17 — Laura Bontrager from Newberry, Michigan.
Laura started running dogs 22 years ago with a 4H group started by Jan & Bob Shaw, and their kennel Arctic Wind Racing Sled Dogs. Jan and Bob became like grandparents, and she was fortunate to train and race at Arctic Wind competitively throughout high school and college. Laura now co-manages a kennel with Bruce Magnusson and gets to run the same trails she grew up on. She’s been a handler at the Stage Stop the past four years. “I’m looking forward to getting out on the trail and having fun with 14 of my best friends.”
16 — Doug Butler from Middlebury, Vermont.
On his online application, Doug says only that he’s been a “dairy farmer since birth. Been dog racing for 45 years.” A former dairy farmer, Doug now raises beef cattle at his family farm in Vermont and operates Cobble Hill Kennel. Three years ago, he brought his infectious love for the sport to the world stage when he competed in the Open North American Championship in Fairbanks, Alaska. This is Doug’s third Stage Stop.
15 — Lina Streeper from Fort Nelson, British Columbia, Canada.
Lina grew up in a small community in northern Sweden and became fascinated with sled dogs at a young age. After moving to Canada in 2007, she focused on professional sled dog racing, and has become an integral part of Streeper Kennels. She and husband, Buddy Streeper, own and operate Streeper Kennels in Fort Nelson, British Columbia. They have two wonderful daughters, Alva and Clara. “I love dogs, and I love Wyoming. I’m proud to be returning to this year’s Stage Stop Race. I wish all my Stage Stop family a safe and successful event!”
14 — JR Anderson from Buyck, Minnesota.
A native of Minnesota, JR Anderson has dedicated over 20 years to the sport of endurance canines. He and wife, Anna ‘Chapman’ Anderson, own the River Rock Kennel in Buyck, Minnesota. When not racing dogs, JR can be found playing with his daughter Sara and son Eli. Through research, extensive training, and competitive racing, he’s developed a keen knowledge of the canine’s ability to perform at accelerated levels.
13 — Jake Robinson from Bemidji, Minnesota.

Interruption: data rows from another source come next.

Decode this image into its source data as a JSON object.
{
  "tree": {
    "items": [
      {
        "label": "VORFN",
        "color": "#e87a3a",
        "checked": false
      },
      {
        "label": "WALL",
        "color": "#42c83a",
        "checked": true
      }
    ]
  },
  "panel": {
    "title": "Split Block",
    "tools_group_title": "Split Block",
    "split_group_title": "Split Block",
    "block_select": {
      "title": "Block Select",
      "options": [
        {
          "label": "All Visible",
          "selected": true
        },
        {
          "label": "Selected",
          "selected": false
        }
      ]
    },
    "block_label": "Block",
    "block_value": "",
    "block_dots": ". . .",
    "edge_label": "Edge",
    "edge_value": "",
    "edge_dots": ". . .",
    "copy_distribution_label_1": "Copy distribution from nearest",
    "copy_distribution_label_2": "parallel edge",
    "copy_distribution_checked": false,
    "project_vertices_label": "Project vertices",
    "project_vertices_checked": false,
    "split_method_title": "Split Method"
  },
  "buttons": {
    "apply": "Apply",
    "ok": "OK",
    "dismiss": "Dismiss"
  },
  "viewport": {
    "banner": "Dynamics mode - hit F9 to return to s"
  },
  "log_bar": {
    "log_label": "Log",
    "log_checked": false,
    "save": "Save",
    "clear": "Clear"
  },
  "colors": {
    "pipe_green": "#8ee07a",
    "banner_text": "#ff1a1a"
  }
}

Robinson Racing Sled Dogs is a 36-dog kennel in Bemidji, Minnesota. Jake has been actively racing for over 15 years, as far east as Quebec, west to British Columbia, north to the Arctic Circle, and everywhere in between. Jake and the Robinson Racing crew focus on bringing a team of happy, healthy athletes to the premier open class and 10-dog sprint and stage races in North America. “We’re thrilled for the opportunity to bring to the 2022 Stage Stop what we learned in 2021!”
12 — Diane Marquis from St Medard, Québec, Canada.

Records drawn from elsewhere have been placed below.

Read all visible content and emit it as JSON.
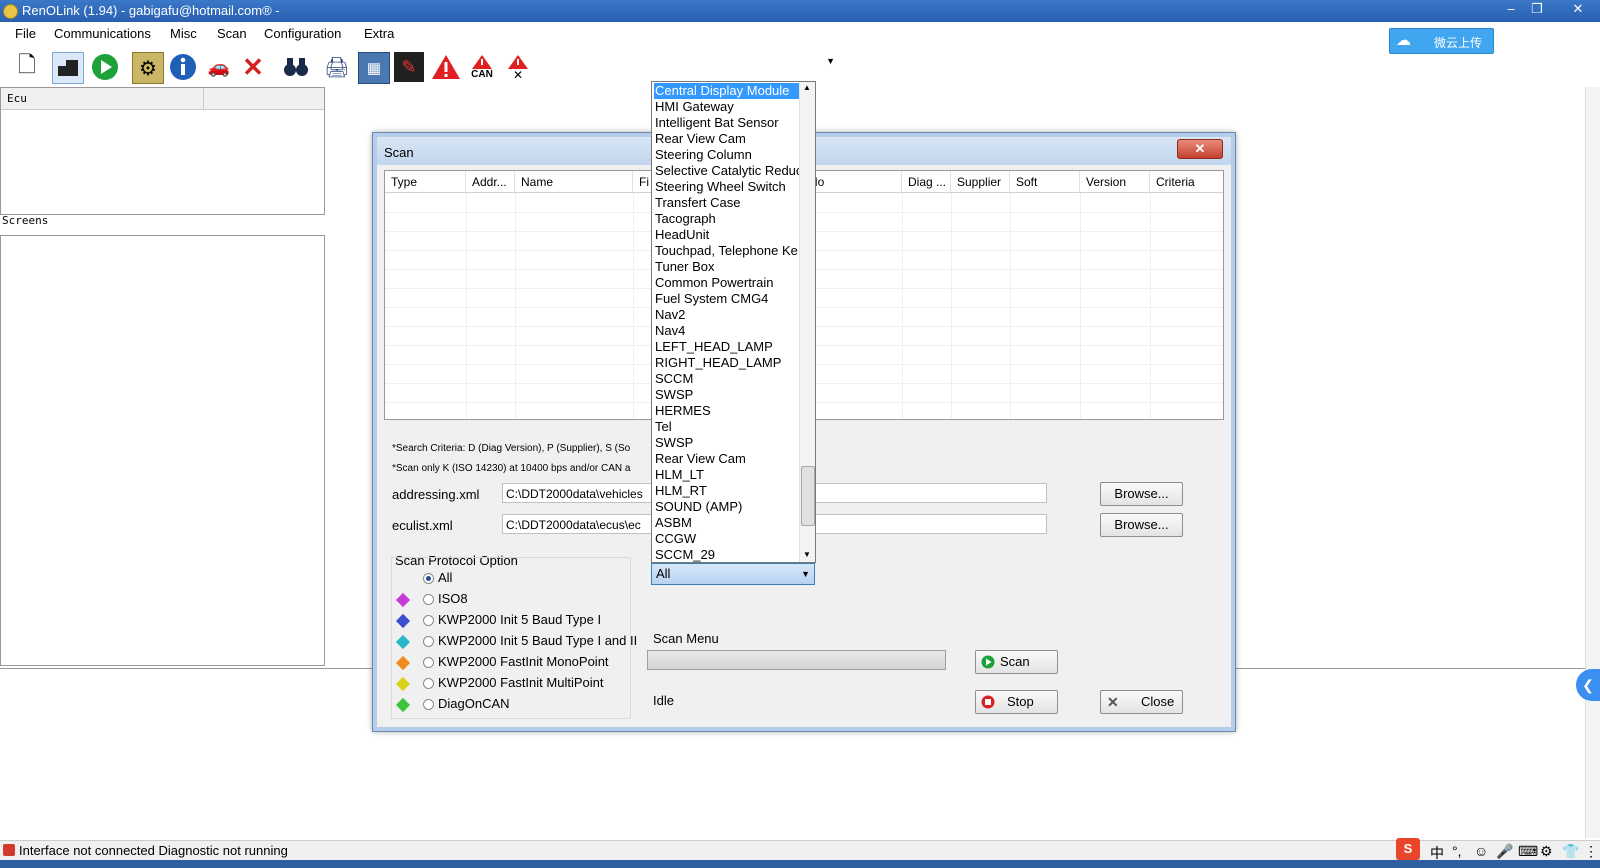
{
  "window": {
    "title": "RenOLink (1.94) - gabigafu@hotmail.com® -",
    "minimize": "–",
    "restore": "❐",
    "close": "✕"
  },
  "menubar": {
    "items": [
      "File",
      "Communications",
      "Misc",
      "Scan",
      "Configuration",
      "Extra"
    ]
  },
  "cloud_button": {
    "label": "微云上传",
    "icon": "cloud-icon"
  },
  "toolbar": {
    "icons": [
      "new-document-icon",
      "connect-icon",
      "play-icon",
      "gear-icon",
      "info-icon",
      "vehicle-icon",
      "cancel-icon",
      "binoculars-icon",
      "printer-icon",
      "calculator-icon",
      "pen-icon",
      "warning-icon",
      "can-warning-icon",
      "clear-warning-icon"
    ],
    "can_label": "CAN",
    "combo_value": ""
  },
  "left_panel": {
    "ecu_header": "Ecu",
    "screens_label": "Screens"
  },
  "status": {
    "text": "Interface not connected Diagnostic not running"
  },
  "ime": {
    "symbols": [
      "中",
      "°,",
      "☺",
      "🎤",
      "⌨",
      "⚙",
      "👕",
      "⋮"
    ]
  },
  "dialog": {
    "title": "Scan",
    "close": "✕",
    "columns": [
      "Type",
      "Addr...",
      "Name",
      "Fi",
      "No",
      "Diag ...",
      "Supplier",
      "Soft",
      "Version",
      "Criteria"
    ],
    "note1": "*Search Criteria: D (Diag Version), P (Supplier), S (So",
    "note2": "*Scan only K (ISO 14230) at 10400 bps and/or CAN a",
    "addressing_label": "addressing.xml",
    "addressing_value": "C:\\DDT2000data\\vehicles",
    "eculist_label": "eculist.xml",
    "eculist_value": "C:\\DDT2000data\\ecus\\ec",
    "browse1": "Browse...",
    "browse2": "Browse...",
    "protocol_group": "Scan Protocol Option",
    "protocols": [
      {
        "label": "All",
        "color": "",
        "selected": true
      },
      {
        "label": "ISO8",
        "color": "#c43bd8",
        "selected": false
      },
      {
        "label": "KWP2000 Init 5 Baud Type I",
        "color": "#3a4fd0",
        "selected": false
      },
      {
        "label": "KWP2000 Init 5 Baud Type I and II",
        "color": "#27b7c7",
        "selected": false
      },
      {
        "label": "KWP2000 FastInit MonoPoint",
        "color": "#f08a1c",
        "selected": false
      },
      {
        "label": "KWP2000 FastInit MultiPoint",
        "color": "#d8d21a",
        "selected": false
      },
      {
        "label": "DiagOnCAN",
        "color": "#3cc43c",
        "selected": false
      }
    ],
    "scan_menu_label": "Scan Menu",
    "progress": 0,
    "status": "Idle",
    "scan_button": "Scan",
    "stop_button": "Stop",
    "close_button": "Close",
    "filter_value": "All",
    "filter_options": [
      "Central Display Module",
      "HMI Gateway",
      "Intelligent Bat Sensor",
      "Rear View Cam",
      "Steering Column",
      "Selective Catalytic Reduc",
      "Steering Wheel Switch",
      "Transfert Case",
      "Tacograph",
      "HeadUnit",
      "Touchpad, Telephone Ke",
      "Tuner Box",
      "Common Powertrain",
      "Fuel System CMG4",
      "Nav2",
      "Nav4",
      "LEFT_HEAD_LAMP",
      "RIGHT_HEAD_LAMP",
      "SCCM",
      "SWSP",
      "HERMES",
      "Tel",
      "SWSP",
      "Rear View Cam",
      "HLM_LT",
      "HLM_RT",
      "SOUND (AMP)",
      "ASBM",
      "CCGW",
      "SCCM_29"
    ]
  }
}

Diane is retired from a long career of cattle farming. She enjoys fishing, hunting, and anything which lets her be outside, and that’s one of the main reasons she started dog sledding 20 years ago. Her first team was Siberian Huskies, but it wasn’t long before her competitive nature brought her into the Alaskan Husky world. She has competed in both Trapper festivals in The Pas and Cross Lake, Manitoba. In 2009, Diane won the silver medal at the Daaquam River Dog Sled International in St-Juste-de-Bretenières. She is also the founder of the Basque Challenge.
11 — Anny Malo from St-Zenon, Quebec, Canada.
2021 Pedigree Stage Stop Race winner. She’s a biologist who owns her company with husband Marco. “I began mushing in 1995 when I met Marco. He was just 18 years old, and already had his own kennel and was competing in the mid-distance circuit in Québec. We made a trip to Alaska in 1998 as handlers for Joe Redington’s kennel and that was the ultimate launching pad for the rest of my mushing career. We’ve traveled with our two sons for over 16 years to participate in the mid-distance circuit in Canada and USA. That’s the best life ever!!!”